[Requirement] Look through the listing below, find every line with the string "were", and copy it.
────────────────
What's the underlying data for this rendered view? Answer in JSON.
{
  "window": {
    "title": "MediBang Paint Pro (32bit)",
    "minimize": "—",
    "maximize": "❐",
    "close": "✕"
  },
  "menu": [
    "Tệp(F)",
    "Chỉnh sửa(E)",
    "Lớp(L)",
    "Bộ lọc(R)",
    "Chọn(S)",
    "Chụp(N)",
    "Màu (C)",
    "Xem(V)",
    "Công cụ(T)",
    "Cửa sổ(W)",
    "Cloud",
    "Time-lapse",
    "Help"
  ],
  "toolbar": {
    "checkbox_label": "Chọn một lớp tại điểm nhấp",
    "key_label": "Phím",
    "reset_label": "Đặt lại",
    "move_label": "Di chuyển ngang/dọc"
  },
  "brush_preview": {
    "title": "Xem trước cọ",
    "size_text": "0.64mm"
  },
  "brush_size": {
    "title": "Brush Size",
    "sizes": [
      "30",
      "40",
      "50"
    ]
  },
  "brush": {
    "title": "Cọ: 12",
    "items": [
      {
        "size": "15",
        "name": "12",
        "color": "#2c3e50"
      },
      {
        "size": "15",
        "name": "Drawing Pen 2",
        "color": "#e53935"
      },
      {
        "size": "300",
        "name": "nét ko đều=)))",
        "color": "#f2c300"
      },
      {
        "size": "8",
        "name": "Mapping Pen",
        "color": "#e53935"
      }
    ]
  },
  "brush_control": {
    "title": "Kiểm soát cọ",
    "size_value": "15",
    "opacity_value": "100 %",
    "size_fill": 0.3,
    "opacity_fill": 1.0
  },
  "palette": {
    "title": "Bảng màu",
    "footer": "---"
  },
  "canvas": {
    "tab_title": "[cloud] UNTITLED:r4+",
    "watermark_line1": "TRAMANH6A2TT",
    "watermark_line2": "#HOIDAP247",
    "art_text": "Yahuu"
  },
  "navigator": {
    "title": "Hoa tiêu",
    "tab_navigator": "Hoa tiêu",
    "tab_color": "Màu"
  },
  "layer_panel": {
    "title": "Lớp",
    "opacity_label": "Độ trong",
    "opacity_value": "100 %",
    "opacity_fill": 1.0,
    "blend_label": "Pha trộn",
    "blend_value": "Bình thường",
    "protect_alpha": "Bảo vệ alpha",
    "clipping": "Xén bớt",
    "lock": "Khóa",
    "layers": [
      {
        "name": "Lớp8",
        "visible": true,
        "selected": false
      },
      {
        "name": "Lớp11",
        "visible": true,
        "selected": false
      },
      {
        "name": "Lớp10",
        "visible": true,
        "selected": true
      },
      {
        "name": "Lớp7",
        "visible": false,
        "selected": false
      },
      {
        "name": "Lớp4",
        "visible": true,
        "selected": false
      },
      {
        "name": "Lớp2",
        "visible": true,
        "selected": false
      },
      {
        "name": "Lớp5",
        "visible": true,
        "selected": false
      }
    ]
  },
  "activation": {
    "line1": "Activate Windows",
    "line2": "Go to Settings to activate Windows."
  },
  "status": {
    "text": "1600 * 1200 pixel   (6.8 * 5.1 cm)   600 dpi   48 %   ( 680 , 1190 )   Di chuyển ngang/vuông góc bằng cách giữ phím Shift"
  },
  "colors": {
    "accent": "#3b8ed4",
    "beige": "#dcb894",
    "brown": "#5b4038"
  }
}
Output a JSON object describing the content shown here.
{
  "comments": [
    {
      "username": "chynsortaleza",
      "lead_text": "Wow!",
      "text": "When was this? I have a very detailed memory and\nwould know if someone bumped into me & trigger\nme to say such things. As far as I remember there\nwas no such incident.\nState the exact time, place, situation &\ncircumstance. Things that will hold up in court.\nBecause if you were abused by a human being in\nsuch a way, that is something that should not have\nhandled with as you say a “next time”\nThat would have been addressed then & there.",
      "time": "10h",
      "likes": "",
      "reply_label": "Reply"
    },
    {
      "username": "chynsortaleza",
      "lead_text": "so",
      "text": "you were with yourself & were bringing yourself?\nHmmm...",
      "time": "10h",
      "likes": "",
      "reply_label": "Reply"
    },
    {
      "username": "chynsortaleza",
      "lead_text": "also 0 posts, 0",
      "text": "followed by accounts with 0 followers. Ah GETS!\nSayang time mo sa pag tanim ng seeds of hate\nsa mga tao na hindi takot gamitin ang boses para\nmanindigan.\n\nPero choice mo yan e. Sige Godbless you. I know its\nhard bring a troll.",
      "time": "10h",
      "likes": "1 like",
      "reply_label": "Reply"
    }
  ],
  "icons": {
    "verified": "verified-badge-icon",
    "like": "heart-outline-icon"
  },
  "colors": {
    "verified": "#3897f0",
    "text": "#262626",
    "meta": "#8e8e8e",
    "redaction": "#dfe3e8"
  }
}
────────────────
[Response area]
      "text": "When was this? I have a very detailed memory and\nwould know if someone bumped into me & trigger\nme to say such things. As far as I remember there\nwas no such incident.\nState the exact time, place, situation &\ncircumstance. Things that will hold up in court.\nBecause if you were abused by a human being in\nsuch a way, that is something that should not have\nhandled with as you say a “next time”\nThat would have been addressed then & there.",
      "text": "you were with yourself & were bringing yourself?\nHmmm...",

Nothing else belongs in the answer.